Start of Exercise data
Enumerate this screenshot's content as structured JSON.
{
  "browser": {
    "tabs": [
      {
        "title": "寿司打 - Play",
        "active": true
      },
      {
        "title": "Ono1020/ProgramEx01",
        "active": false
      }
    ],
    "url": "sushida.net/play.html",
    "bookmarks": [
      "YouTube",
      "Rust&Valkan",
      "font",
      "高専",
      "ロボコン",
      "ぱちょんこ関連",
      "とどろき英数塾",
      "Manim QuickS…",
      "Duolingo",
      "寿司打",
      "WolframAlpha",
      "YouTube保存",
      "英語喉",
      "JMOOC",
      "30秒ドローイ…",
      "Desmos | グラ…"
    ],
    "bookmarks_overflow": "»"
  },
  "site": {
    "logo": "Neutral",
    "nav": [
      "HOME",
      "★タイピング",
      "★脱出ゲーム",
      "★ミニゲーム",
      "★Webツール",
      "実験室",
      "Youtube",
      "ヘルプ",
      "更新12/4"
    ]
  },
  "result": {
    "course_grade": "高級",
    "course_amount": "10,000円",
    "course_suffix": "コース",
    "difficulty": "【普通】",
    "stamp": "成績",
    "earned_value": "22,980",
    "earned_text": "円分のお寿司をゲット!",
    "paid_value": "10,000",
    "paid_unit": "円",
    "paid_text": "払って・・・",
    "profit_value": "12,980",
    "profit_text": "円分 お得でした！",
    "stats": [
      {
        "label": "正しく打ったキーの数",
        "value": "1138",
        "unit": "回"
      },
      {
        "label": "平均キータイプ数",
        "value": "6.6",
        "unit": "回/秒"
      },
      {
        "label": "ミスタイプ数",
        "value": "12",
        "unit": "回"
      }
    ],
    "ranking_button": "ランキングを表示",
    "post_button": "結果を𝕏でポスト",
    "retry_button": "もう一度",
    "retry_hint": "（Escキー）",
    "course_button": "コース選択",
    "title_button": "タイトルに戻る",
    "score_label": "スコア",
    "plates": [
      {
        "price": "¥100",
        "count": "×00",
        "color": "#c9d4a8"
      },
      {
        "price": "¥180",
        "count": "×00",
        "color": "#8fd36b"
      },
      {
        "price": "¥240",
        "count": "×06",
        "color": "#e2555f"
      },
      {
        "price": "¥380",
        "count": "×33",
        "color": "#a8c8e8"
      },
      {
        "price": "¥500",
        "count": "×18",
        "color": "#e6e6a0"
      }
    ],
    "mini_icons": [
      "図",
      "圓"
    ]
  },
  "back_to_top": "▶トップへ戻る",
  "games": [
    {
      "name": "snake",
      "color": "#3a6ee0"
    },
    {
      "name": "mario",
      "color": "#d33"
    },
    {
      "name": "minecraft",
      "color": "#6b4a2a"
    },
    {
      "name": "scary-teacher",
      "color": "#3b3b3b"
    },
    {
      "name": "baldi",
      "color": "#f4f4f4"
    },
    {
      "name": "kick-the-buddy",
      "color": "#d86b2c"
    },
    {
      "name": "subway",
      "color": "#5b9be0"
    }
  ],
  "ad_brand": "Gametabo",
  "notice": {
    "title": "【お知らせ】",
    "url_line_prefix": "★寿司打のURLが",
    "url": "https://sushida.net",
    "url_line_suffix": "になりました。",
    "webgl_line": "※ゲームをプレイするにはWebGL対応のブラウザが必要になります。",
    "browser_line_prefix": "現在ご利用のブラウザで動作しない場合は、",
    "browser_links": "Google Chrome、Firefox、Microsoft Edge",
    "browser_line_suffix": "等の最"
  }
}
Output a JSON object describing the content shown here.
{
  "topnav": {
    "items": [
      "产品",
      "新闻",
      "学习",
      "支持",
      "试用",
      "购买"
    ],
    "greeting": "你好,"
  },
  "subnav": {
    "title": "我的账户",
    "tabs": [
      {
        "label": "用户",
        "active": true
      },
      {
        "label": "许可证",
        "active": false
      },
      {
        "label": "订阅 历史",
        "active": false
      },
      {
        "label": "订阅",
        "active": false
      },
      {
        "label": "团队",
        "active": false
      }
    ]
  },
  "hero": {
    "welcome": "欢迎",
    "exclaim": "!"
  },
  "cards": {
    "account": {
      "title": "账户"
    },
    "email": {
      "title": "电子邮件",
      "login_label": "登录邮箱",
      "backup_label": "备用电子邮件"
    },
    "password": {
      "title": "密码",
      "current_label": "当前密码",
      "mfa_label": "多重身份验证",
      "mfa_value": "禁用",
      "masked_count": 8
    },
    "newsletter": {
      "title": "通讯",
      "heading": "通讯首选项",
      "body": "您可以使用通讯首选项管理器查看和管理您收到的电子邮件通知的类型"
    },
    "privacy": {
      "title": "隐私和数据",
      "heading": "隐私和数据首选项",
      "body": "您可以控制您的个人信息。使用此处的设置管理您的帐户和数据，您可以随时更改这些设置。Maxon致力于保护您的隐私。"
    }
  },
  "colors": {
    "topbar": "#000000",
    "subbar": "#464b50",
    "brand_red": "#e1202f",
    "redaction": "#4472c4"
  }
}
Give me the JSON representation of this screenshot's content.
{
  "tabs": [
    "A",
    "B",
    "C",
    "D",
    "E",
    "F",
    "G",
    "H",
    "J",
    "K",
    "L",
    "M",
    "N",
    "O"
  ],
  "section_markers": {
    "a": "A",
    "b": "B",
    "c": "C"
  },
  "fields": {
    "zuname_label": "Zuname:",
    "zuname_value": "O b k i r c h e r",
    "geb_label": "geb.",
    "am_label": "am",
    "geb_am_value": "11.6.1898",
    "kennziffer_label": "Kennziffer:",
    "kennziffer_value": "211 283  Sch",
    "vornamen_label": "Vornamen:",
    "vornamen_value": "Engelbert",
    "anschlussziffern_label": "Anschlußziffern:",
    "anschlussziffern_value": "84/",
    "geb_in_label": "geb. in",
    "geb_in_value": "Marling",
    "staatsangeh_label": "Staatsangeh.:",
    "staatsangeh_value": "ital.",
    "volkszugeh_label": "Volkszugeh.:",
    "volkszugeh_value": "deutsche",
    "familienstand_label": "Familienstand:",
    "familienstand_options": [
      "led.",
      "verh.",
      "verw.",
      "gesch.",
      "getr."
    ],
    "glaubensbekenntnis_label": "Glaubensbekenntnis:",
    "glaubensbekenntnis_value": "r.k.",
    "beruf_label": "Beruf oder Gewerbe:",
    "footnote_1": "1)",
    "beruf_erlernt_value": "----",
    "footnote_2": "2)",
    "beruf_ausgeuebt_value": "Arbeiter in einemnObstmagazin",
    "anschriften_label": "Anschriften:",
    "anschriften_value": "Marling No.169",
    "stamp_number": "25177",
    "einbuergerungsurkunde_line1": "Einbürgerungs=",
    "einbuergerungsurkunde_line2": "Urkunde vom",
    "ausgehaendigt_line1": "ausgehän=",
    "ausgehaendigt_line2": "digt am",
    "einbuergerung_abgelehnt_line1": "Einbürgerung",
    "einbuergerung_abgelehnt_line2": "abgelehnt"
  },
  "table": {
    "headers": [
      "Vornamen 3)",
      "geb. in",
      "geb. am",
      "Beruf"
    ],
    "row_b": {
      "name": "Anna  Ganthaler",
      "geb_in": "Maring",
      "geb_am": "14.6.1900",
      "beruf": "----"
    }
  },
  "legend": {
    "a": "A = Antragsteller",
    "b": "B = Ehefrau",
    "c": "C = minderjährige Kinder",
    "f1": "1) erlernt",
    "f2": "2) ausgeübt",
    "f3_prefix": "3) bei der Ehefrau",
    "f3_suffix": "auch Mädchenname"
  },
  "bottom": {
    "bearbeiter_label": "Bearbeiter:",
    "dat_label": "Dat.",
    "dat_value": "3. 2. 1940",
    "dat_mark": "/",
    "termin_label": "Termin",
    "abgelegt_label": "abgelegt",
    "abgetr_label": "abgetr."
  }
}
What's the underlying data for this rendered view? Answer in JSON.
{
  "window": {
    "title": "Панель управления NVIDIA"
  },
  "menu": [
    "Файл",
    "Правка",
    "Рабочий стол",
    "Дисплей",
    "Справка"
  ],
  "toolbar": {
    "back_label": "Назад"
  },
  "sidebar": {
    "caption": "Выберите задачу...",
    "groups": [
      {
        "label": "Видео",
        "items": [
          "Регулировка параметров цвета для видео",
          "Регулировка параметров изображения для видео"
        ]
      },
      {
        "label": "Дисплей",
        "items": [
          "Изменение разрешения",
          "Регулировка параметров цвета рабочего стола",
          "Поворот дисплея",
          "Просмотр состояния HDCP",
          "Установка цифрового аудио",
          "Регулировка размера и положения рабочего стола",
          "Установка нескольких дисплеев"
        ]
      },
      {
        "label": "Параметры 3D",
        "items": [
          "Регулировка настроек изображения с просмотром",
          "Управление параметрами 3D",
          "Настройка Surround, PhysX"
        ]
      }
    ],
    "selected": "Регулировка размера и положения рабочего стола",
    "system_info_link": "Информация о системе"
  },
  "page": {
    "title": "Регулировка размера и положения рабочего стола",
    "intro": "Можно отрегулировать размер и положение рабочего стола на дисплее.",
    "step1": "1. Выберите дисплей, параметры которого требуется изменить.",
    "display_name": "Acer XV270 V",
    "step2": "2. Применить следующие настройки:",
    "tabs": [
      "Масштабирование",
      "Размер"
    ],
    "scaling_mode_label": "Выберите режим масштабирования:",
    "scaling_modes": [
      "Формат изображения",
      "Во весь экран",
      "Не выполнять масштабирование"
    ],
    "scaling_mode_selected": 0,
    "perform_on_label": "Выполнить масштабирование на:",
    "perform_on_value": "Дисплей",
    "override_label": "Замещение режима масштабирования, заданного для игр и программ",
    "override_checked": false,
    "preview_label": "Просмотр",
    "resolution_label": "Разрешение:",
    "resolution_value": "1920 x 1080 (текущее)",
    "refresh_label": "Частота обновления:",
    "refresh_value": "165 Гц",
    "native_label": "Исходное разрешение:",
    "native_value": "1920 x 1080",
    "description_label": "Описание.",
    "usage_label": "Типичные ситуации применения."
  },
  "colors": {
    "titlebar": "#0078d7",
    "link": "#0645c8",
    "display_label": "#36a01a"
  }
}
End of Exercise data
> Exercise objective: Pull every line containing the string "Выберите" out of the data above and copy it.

> Response for this exercise:
    "caption": "Выберите задачу...",
    "step1": "1. Выберите дисплей, параметры которого требуется изменить.",
    "scaling_mode_label": "Выберите режим масштабирования:",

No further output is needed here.